F.M. Parker (Fearl Parker) worked in factories as a laborer, herded sheep, served as a bellhop, served in the Navy and is a Korean War vet. After earning a degree in geology, Parker went into mining, oil drilling, and a long career within the Bureau of Land Management. He became a full-time author, penning over 20 westerns beginning with his novel Skinner in 1981. New to his writing, I wanted to experience the author with one of his bestselling novels, Coldiron. It was originally published in 1984 and led to four subsequent novels starring the Luke Coldiron character. It remains available in ebook under the title Coldiron: Judge and Executioner.
What is interesting about the Coldiron series is that the order of the books really doesn't matter after the second installment, Shadow of the Wolf (1985). The books jump around in time, for example Coldiron begins in 1843 but covers a 20 year time period until 1863. The second installment, Shadow of the Wolf, is set in 1864. Distant Thunder, aka Thunder of Cannon, the series fourth installment, is set in 1862. Spoils of War, aka The Thieves, is in 1846. Basically, one could just jump around in the series because the past doesn't matter too much. All you really need to know is that Coldiron owns a large horse ranch (The Steel Trap Brand) in what was then known as the Colorado Territory.
At 223 pages, this Coldiron novel serves as an excellent, detailed origin story. Beginning in 1843, Parker explains that the trapping industry was nearing the end of an era. Luke Coldiron and his partner are in their fourth year of trapping in The Rocky Mountains (Sangre de Cristo). Through a wild skirmish, Coldiron's partner is killed by a gang attempting to steal furs. This ordeal forces Coldiron to help his partner's pregnant Native-American widow. This new relationship is nearing a long-term romance when she is injured by a mountain lion. She gives birth to a baby girl and then dies. Coldiron then carries the baby into the plains where he gives her to a team of settlers to raise.
Fast-forward 20 years, Coldiron has worked hard to create the best horse ranch within a 500 mile radius. He breeds horses to sell to the U.S. Army and makes great money with his Steel Trap Brand. In the novel's second act, Coldiron faces deadly horse wranglers and an odd visit from a young woman named Cris pretending to be a cowboy. It's no secret that she was the baby that Coldiron gave up. She wants to kill Coldiron for “killing” her mother. It's all a misunderstanding, but makes for an inventive narrative.
F.M. Parker's Coldiron shares similarities with the early William W. Johnstone's The Last Mountain Man, which was published the same year. Both Parker's Luke Coldiron and Johnstone's Smoke Jensen were mountain men trappers turned ranchers. Coldiron has the Steel Trap and Jensen is the Sugarloaf. Both experienced the loss of their mentors in the mountains, both face rustlers and killers, and both are tough as nails. One could say that any western hero worth his salt has all of these same characteristics and history, but the two are written in the same way.

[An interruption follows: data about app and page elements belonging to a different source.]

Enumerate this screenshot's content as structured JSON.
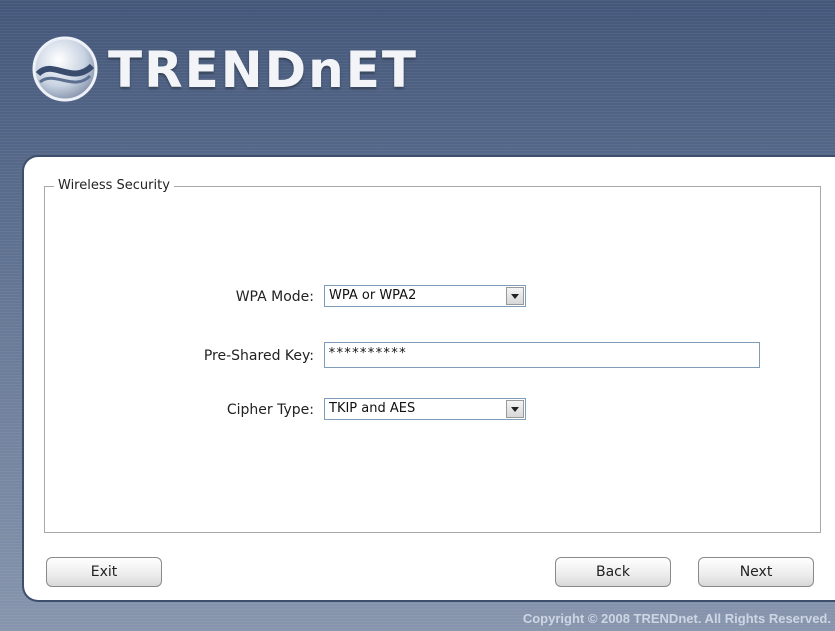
{
  "brand": {
    "name": "TRENDnET"
  },
  "section": {
    "title": "Wireless Security"
  },
  "form": {
    "wpa_mode": {
      "label": "WPA Mode:",
      "value": "WPA or WPA2"
    },
    "psk": {
      "label": "Pre-Shared Key:",
      "value": "**********"
    },
    "cipher": {
      "label": "Cipher Type:",
      "value": "TKIP and AES"
    }
  },
  "buttons": {
    "exit": "Exit",
    "back": "Back",
    "next": "Next"
  },
  "footer": {
    "copyright": "Copyright © 2008 TRENDnet. All Rights Reserved."
  },
  "colors": {
    "frame": "#5b6d86",
    "panel_border": "#3e4f6e",
    "field_border": "#7f9db9"
  }
}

I enjoyed Coldiron, and loved learning about his origin and how the horse ranch began. There's a small backstory dedicated to Cliff, a former alcoholic that Coldiron saved and put to work as the ranch chef. The story on Cris, the abandoned baby, was presented well and paired nicely with Coldiron's grief over her mother and his partner's murder. The duo of Cliff, Coldiron, and Cris was a great assemblage of characters with different strengths and weaknesses. If you want military-fiction, unbridled western action, a formidable hero, and realistic descriptions of the mid-1800s frontier, then Coldiron is absolutely a must-read. Honorary mention to Parker's depth of knowledge of horses and ranching. This was educational and enjoyable. Highly recommended.
Shadow of the Wolf (1985)
The Shanghaiers (1987)
Distant Thunder (aka Thunder of Cannon, 1999)
Spoils of War (aka The Thieves, 2017)
Post a Comment